As long as the political taboo on raising taxes endures, the service will be in financial peril. 

It has long been clear that the NHS is in financial ill-health. But today's figures, conveniently delayed until after the Conservative conference, are still stunningly bad. The service ran a deficit of £930m between April and June (greater than the £820m recorded for the whole of the 2014/15 financial year) and is on course for a shortfall of at least £2bn this year - its worst position for a generation. 

Though often described as having been shielded from austerity, owing to its ring-fenced budget, the NHS is enduring the toughest spending settlement in its history. Since 1950, health spending has grown at an average annual rate of 4 per cent, but over the last parliament it rose by just 0.5 per cent. An ageing population, rising treatment costs and the social care crisis all mean that the NHS has to run merely to stand still. The Tories have pledged to provide £10bn more for the service but this still leaves £20bn of efficiency savings required. 

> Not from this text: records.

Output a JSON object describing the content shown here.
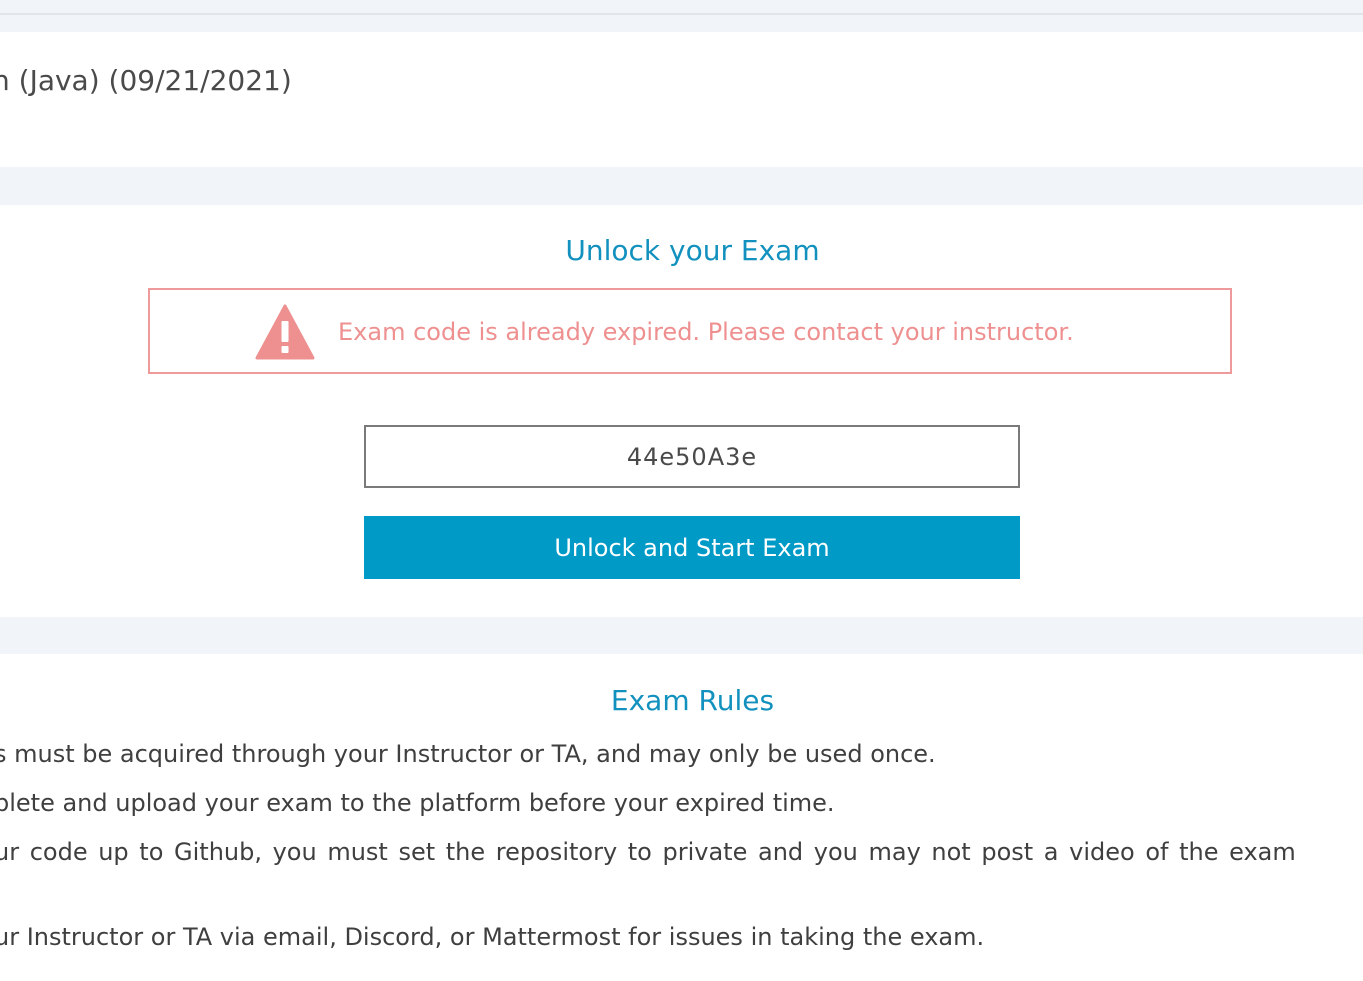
{
  "header": {
    "title_fragment": "n (Java) (09/21/2021)"
  },
  "unlock": {
    "heading": "Unlock your Exam",
    "alert_message": "Exam code is already expired. Please contact your instructor.",
    "alert_icon": "warning-triangle-icon",
    "code_value": "44e50A3e",
    "button_label": "Unlock and Start Exam"
  },
  "rules": {
    "heading": "Exam Rules",
    "items": [
      "s must be acquired through your Instructor or TA, and may only be used once.",
      "plete and upload your exam to the platform before your expired time.",
      "ur code up to Github, you must set the repository to private and you may not post a video of the exam",
      "ur Instructor or TA via email, Discord, or Mattermost for issues in taking the exam."
    ]
  },
  "colors": {
    "accent": "#1391be",
    "button": "#009ac7",
    "alert": "#ee9090",
    "band": "#f1f4f8"
  }
}
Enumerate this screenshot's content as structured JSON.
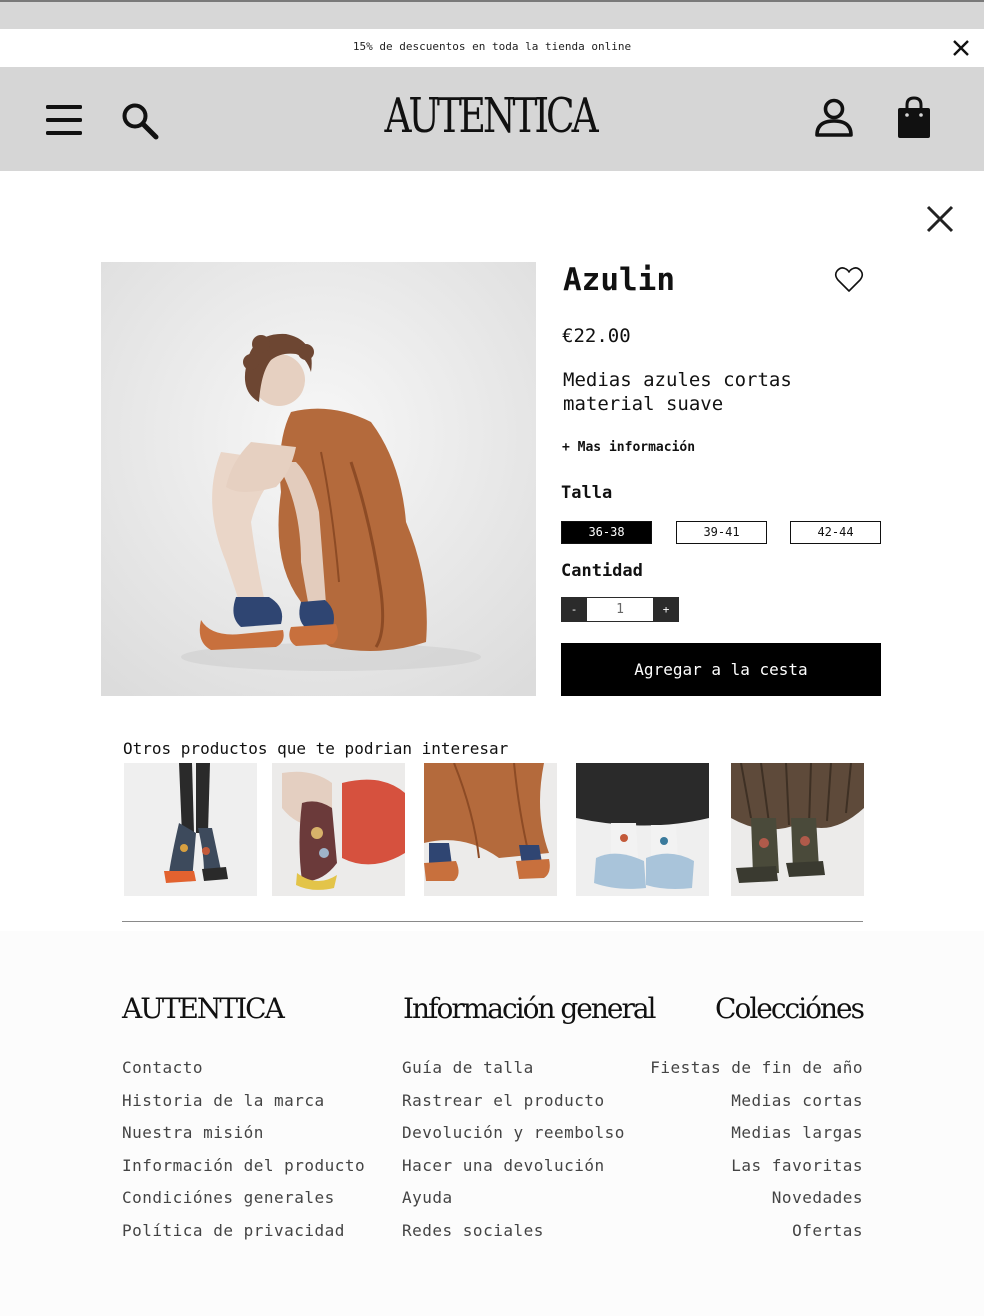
{
  "promo": {
    "text": "15% de descuentos en toda la tienda online"
  },
  "header": {
    "logo": "AUTENTICA"
  },
  "product": {
    "name": "Azulin",
    "price": "€22.00",
    "description": "Medias azules cortas material suave",
    "more_info": "+ Mas información",
    "size_label": "Talla",
    "sizes": [
      "36-38",
      "39-41",
      "42-44"
    ],
    "selected_size": "36-38",
    "quantity_label": "Cantidad",
    "qty_minus": "-",
    "qty_plus": "+",
    "quantity": "1",
    "add_to_cart": "Agregar a la cesta"
  },
  "related": {
    "title": "Otros productos que te podrian interesar"
  },
  "footer": {
    "brand": {
      "title": "AUTENTICA",
      "links": [
        "Contacto",
        "Historia de la marca",
        "Nuestra misión",
        "Información del producto",
        "Condiciónes generales",
        "Política de privacidad"
      ]
    },
    "info": {
      "title": "Información general",
      "links": [
        "Guía de talla",
        "Rastrear el producto",
        "Devolución y reembolso",
        "Hacer una devolución",
        "Ayuda",
        "Redes sociales"
      ]
    },
    "collections": {
      "title": "Colecciónes",
      "links": [
        "Fiestas de fin de año",
        "Medias cortas",
        "Medias largas",
        "Las favoritas",
        "Novedades",
        "Ofertas"
      ]
    }
  },
  "colors": {
    "header_bg": "#d6d6d6",
    "accent": "#000000"
  }
}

Speculation is now turning to whether George Osborne will provide an emergency injection of funds in the Autumn Statement on 25 November. But the long-term question is whether anyone is prepared to offer a sustainable solution to the crisis. Health experts argue that only a rise in general taxation (income tax, VAT, national insurance), patient charges or a hypothecated "health tax" will secure the future of a universal, high-quality service. But the political taboo against increasing taxes on all but the richest means no politician has ventured into this territory. Shadow health secretary Heidi Alexander has today called for the government to "find money urgently to get through the coming winter months". But the bigger question is whether, under Jeremy Corbyn, Labour is prepared to go beyond sticking-plaster solutions. 

George Eaton is political editor of the New Statesman.